Interval level measurement means that the variable can be equal intervals. For example, we could measure the incomes of the 50 loan applicants in dollars. This would be an example of interval level measurement.

Ratio level measurement is the most precise level of measurement because it includes all other levels of measurement plus a zero point. For example, we could measure the incomes of 50 loan applicants in terms of how many times they make the national average income. This would be an example of ratio level measurement.

## Which Level of Measurement is Income?

In order to determine which level of measurement is income, we must first understand what levels of measurement are. The four levels of measurement are nominal, ordinal, interval, and ratio. Nominal level of measurement is the lowest level of measurement. It only identifies objects. Ordinal level of measurement arranges objects in order of magnitude.

### Nominal Level

Income is best classified as a nominal level of measurement. This is because income can be expressed as a number, but it cannot be ordered or ranked. In other words, we can say that one person makes $50,000 and another person makes $75,000, but we cannot say that the first person makes more or less money than the second person.

### Ordinal Level

cardinal level- This is the level that we use most often when we talk about income. It is a number that represents how much money someone earned in a specified period of time.

ordinal level- This level is one step up from the cardinal level. It not only tells us how much money someone earned, but it also gives us some information about how that person’s income compares to others.

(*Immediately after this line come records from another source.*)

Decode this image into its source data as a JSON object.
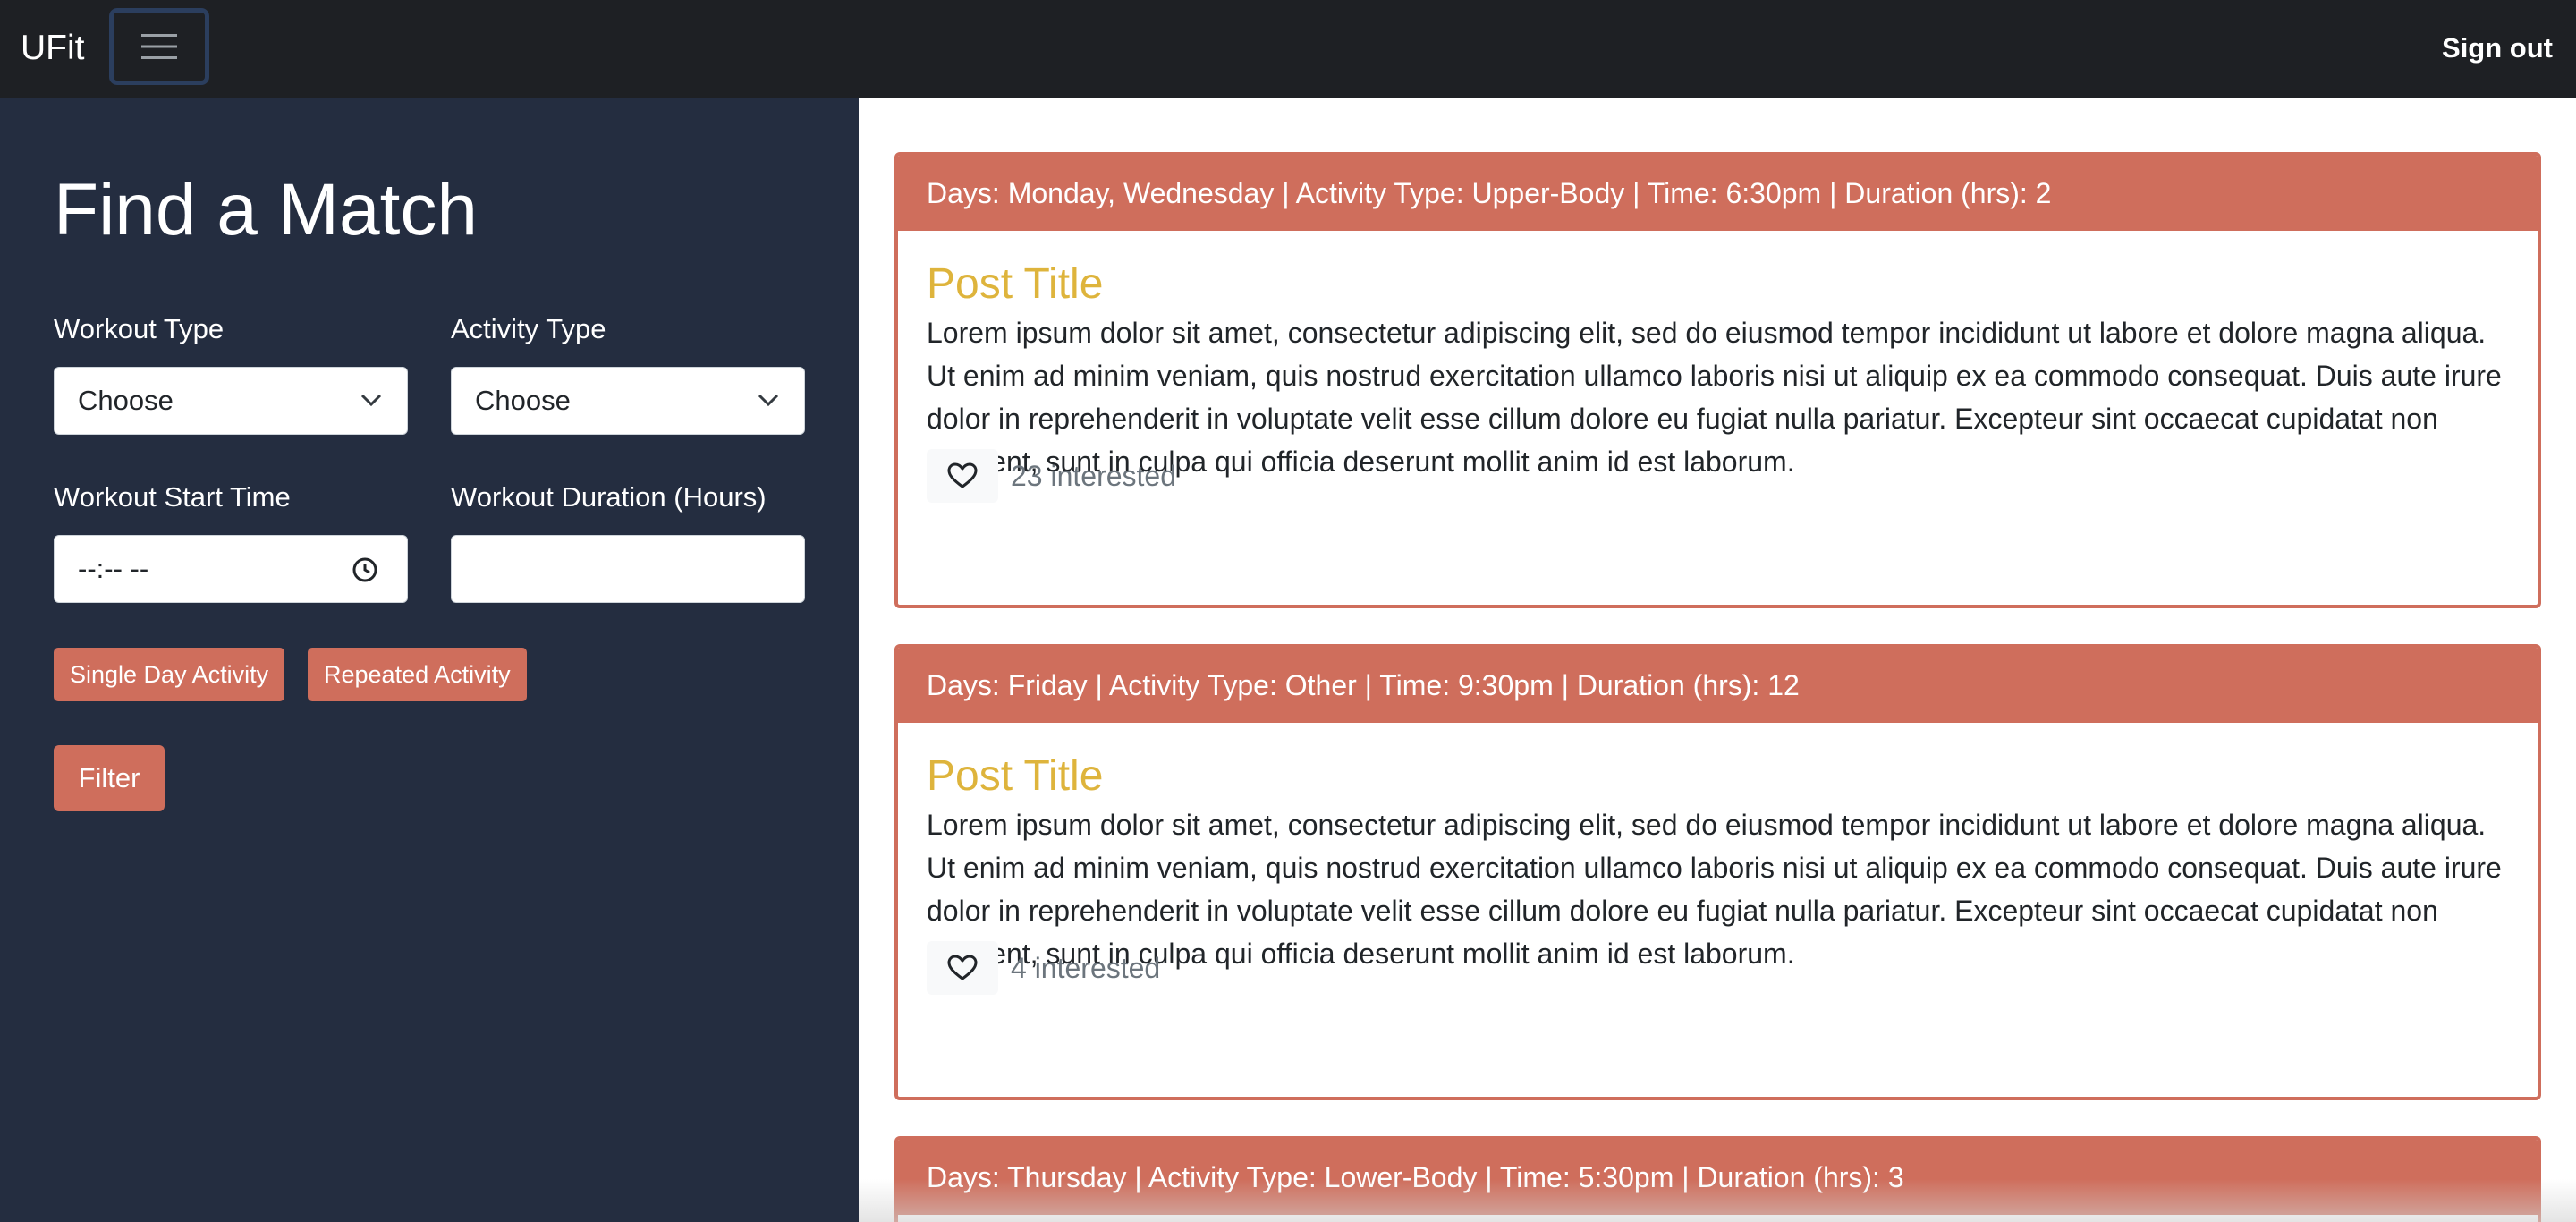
{
  "navbar": {
    "brand": "UFit",
    "menu_icon": "hamburger-menu-icon",
    "signout_label": "Sign out"
  },
  "sidebar": {
    "title": "Find a Match",
    "workout_type": {
      "label": "Workout Type",
      "value": "Choose"
    },
    "activity_type": {
      "label": "Activity Type",
      "value": "Choose"
    },
    "start_time": {
      "label": "Workout Start Time",
      "value": "--:-- --"
    },
    "duration": {
      "label": "Workout Duration (Hours)",
      "value": ""
    },
    "single_day_label": "Single Day Activity",
    "repeated_label": "Repeated Activity",
    "filter_label": "Filter"
  },
  "colors": {
    "accent": "#cf6e5c",
    "title_gold": "#deb43c",
    "sidebar_bg": "#242d40",
    "navbar_bg": "#1e2024"
  },
  "posts": [
    {
      "header": "Days: Monday, Wednesday | Activity Type: Upper-Body | Time: 6:30pm | Duration (hrs): 2",
      "title": "Post Title",
      "body": "Lorem ipsum dolor sit amet, consectetur adipiscing elit, sed do eiusmod tempor incididunt ut labore et dolore magna aliqua. Ut enim ad minim veniam, quis nostrud exercitation ullamco laboris nisi ut aliquip ex ea commodo consequat. Duis aute irure dolor in reprehenderit in voluptate velit esse cillum dolore eu fugiat nulla pariatur. Excepteur sint occaecat cupidatat non proident, sunt in culpa qui officia deserunt mollit anim id est laborum.",
      "interested": "23 interested"
    },
    {
      "header": "Days: Friday | Activity Type: Other | Time: 9:30pm | Duration (hrs): 12",
      "title": "Post Title",
      "body": "Lorem ipsum dolor sit amet, consectetur adipiscing elit, sed do eiusmod tempor incididunt ut labore et dolore magna aliqua. Ut enim ad minim veniam, quis nostrud exercitation ullamco laboris nisi ut aliquip ex ea commodo consequat. Duis aute irure dolor in reprehenderit in voluptate velit esse cillum dolore eu fugiat nulla pariatur. Excepteur sint occaecat cupidatat non proident, sunt in culpa qui officia deserunt mollit anim id est laborum.",
      "interested": "4 interested"
    },
    {
      "header": "Days: Thursday | Activity Type: Lower-Body | Time: 5:30pm | Duration (hrs): 3"
    }
  ]
}
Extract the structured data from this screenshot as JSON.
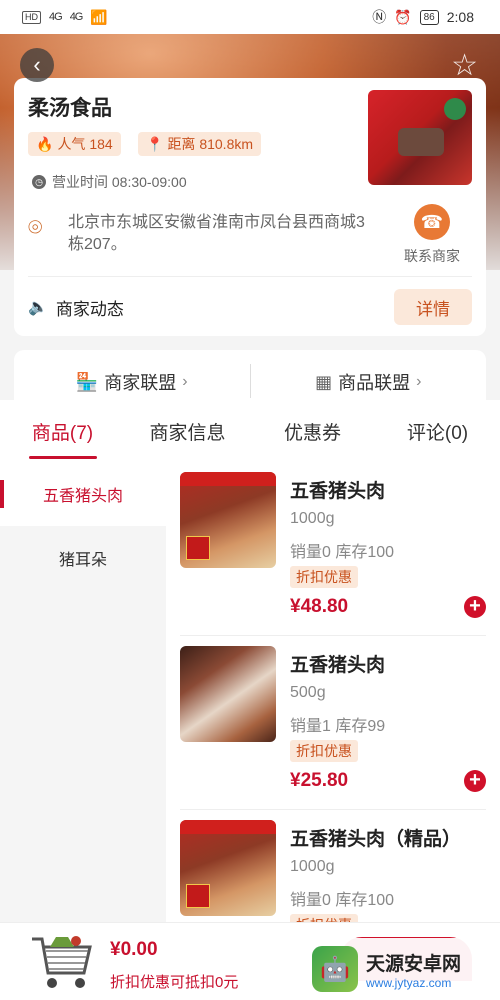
{
  "status_bar": {
    "hd": "HD",
    "sig1": "4G",
    "sig2": "4G",
    "battery": "86",
    "time": "2:08"
  },
  "store": {
    "name": "柔汤食品",
    "popularity_label": "人气 184",
    "distance_label": "距离 810.8km",
    "hours": "营业时间 08:30-09:00",
    "address": "北京市东城区安徽省淮南市凤台县西商城3栋207。",
    "contact_label": "联系商家",
    "news_label": "商家动态",
    "detail_label": "详情"
  },
  "alliance": {
    "merchant": "商家联盟",
    "goods": "商品联盟"
  },
  "tabs": [
    "商品(7)",
    "商家信息",
    "优惠券",
    "评论(0)"
  ],
  "categories": [
    "五香猪头肉",
    "猪耳朵"
  ],
  "products": [
    {
      "name": "五香猪头肉",
      "spec": "1000g",
      "stock": "销量0  库存100",
      "discount": "折扣优惠",
      "price": "¥48.80"
    },
    {
      "name": "五香猪头肉",
      "spec": "500g",
      "stock": "销量1  库存99",
      "discount": "折扣优惠",
      "price": "¥25.80"
    },
    {
      "name": "五香猪头肉（精品）",
      "spec": "1000g",
      "stock": "销量0  库存100",
      "discount": "折扣优惠",
      "price": ""
    }
  ],
  "cart": {
    "total": "¥0.00",
    "note": "折扣优惠可抵扣0元"
  },
  "watermark": {
    "title": "天源安卓网",
    "url": "www.jytyaz.com"
  },
  "colors": {
    "accent": "#c8102e",
    "tag_bg": "#fbe8da",
    "tag_text": "#c8521f"
  }
}
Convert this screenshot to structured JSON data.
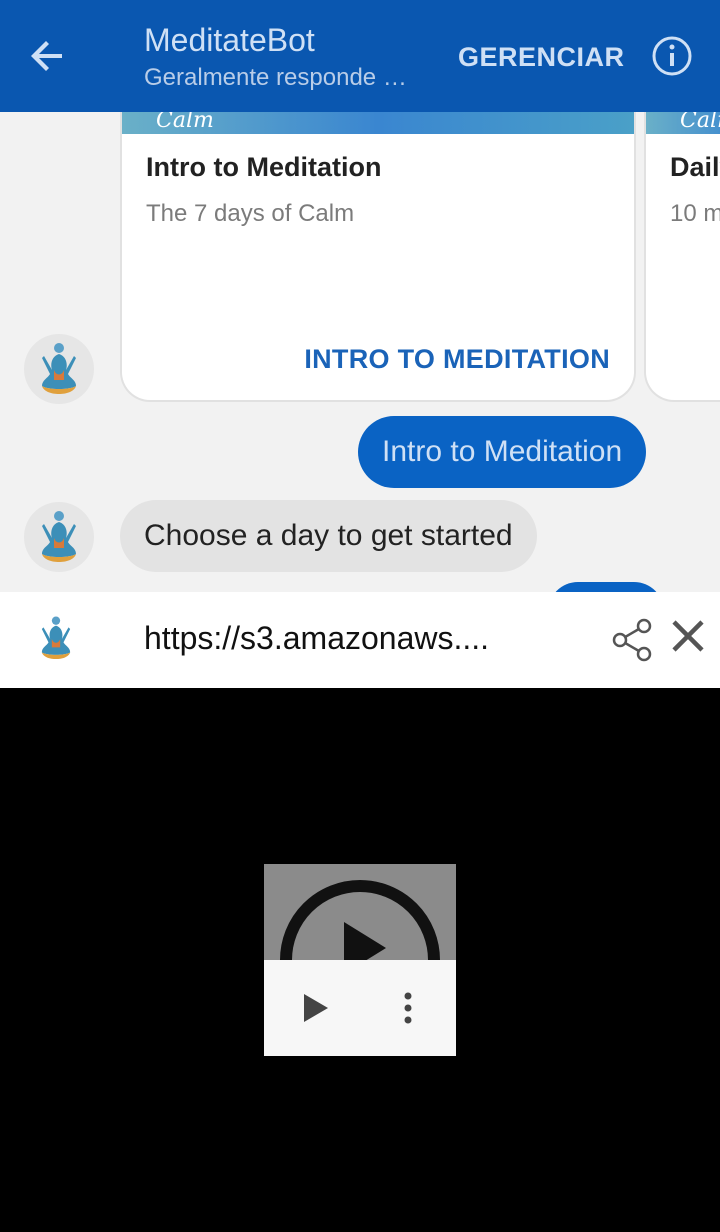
{
  "appbar": {
    "title": "MeditateBot",
    "subtitle": "Geralmente responde n...",
    "manage_label": "GERENCIAR"
  },
  "chat": {
    "cards": [
      {
        "logo": "Calm",
        "title": "Intro to Meditation",
        "subtitle": "The 7 days of Calm",
        "cta": "INTRO TO MEDITATION"
      },
      {
        "logo": "Calm",
        "title": "Daily",
        "subtitle": "10 m"
      }
    ],
    "outgoing_message": "Intro to Meditation",
    "incoming_message": "Choose a day to get started"
  },
  "browser": {
    "url": "https://s3.amazonaws...."
  },
  "colors": {
    "appbar": "#0a57b0",
    "accent": "#1a63b8",
    "bubble_out": "#0a63c4"
  },
  "icons": [
    "back-arrow-icon",
    "info-icon",
    "meditation-avatar-icon",
    "share-icon",
    "close-icon",
    "play-icon",
    "more-vert-icon",
    "play-circle-icon"
  ]
}
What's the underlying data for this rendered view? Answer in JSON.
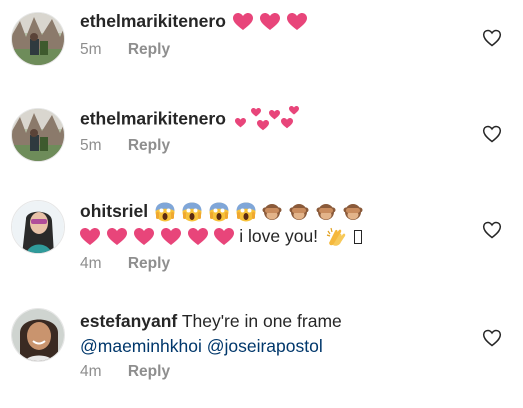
{
  "comments": [
    {
      "username": "ethelmarikitenero",
      "text": "",
      "text_line2": "",
      "time": "5m",
      "reply": "Reply",
      "emojis": [
        "heart-pink",
        "heart-pink",
        "heart-pink"
      ]
    },
    {
      "username": "ethelmarikitenero",
      "text": "",
      "text_line2": "",
      "time": "5m",
      "reply": "Reply",
      "emojis": [
        "floating-hearts"
      ]
    },
    {
      "username": "ohitsriel",
      "text": "",
      "text_line2": "i love you!",
      "time": "4m",
      "reply": "Reply",
      "emojis": [
        "screaming-face",
        "screaming-face",
        "screaming-face",
        "screaming-face",
        "see-no-evil-monkey",
        "see-no-evil-monkey",
        "see-no-evil-monkey",
        "see-no-evil-monkey"
      ],
      "emojis_line2": [
        "heart-pink",
        "heart-pink",
        "heart-pink",
        "heart-pink",
        "heart-pink",
        "heart-pink"
      ],
      "emojis_after_text": [
        "clapping-hands",
        "missing-glyph"
      ]
    },
    {
      "username": "estefanyanf",
      "text": "They're in one frame",
      "mention1": "@maeminhkhoi",
      "mention2": "@joseirapostol",
      "time": "4m",
      "reply": "Reply"
    }
  ],
  "colors": {
    "text": "#262626",
    "meta": "#8e8e8e",
    "mention": "#00376b",
    "heart": "#e8457a"
  },
  "icons": [
    "like-heart-outline-icon"
  ]
}
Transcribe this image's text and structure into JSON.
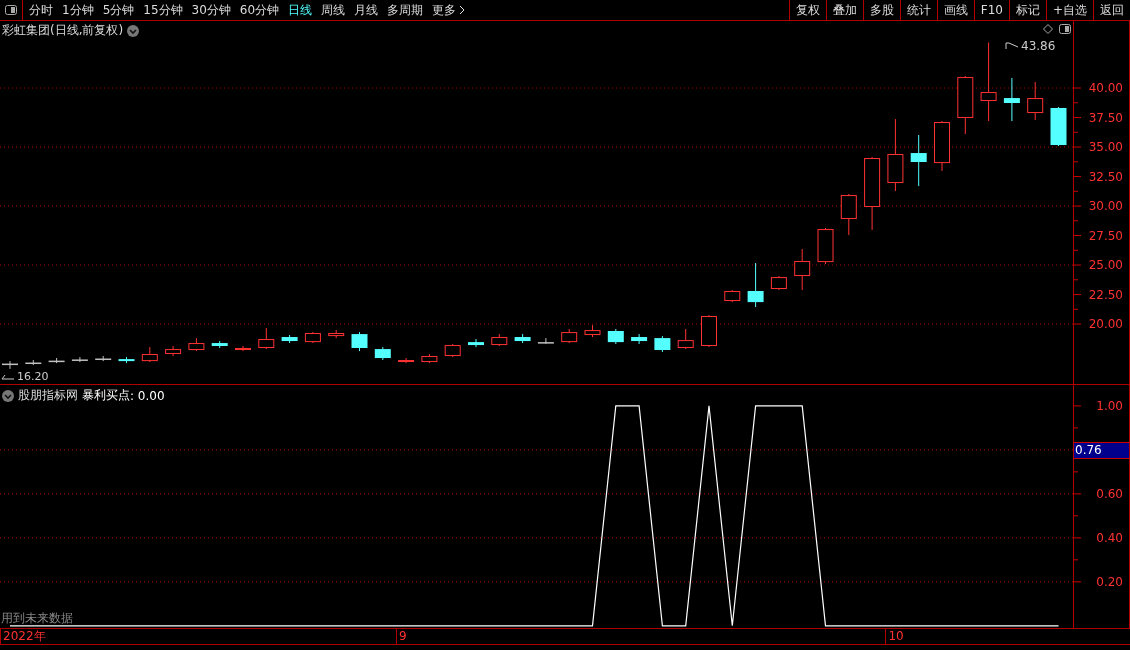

interval level- This is the highest level of measurement for income. It not only tells us how much money someone earned and how that person’s income compares to others, but it also gives us information about the spacing between different incomes.

### Interval Level

There are 4 levels of measurement: Nominal, Ordinal, Interval, and Ratio. The level of measurement is important because it determines what statistical tests can be used.

Income is an interval level of measurement. This means that we can say that one person’s income is twice as much as another person’s income, but we can’t say that person A’s income is twice as good as person B’s income.

### Ratio Level

Income is a ratio-level variable. This means that income has all the properties of an interval-level variable, such as humidity, and additionally, has a true zero point. Because of this, we can say that income is logarithmically distributed. A logarithmic distribution is one in which there is more observations near the lower end of the income distribution than the upper end. For example, there are more observations for an income of $10,000 than an income of $1 million.

## Conclusion

Income is a critical factor in loan approval decisions, and lenders need to ensure that they are using the most accurate and up-to-date information when making these decisions. In this study, we evaluated the level of measurement of income for 50 loan applicants and found that income is recorded on a scale ranging from $0-$100,000. This suggests that income is a continuous variable, and therefore, can be treated as such when making lending decisions.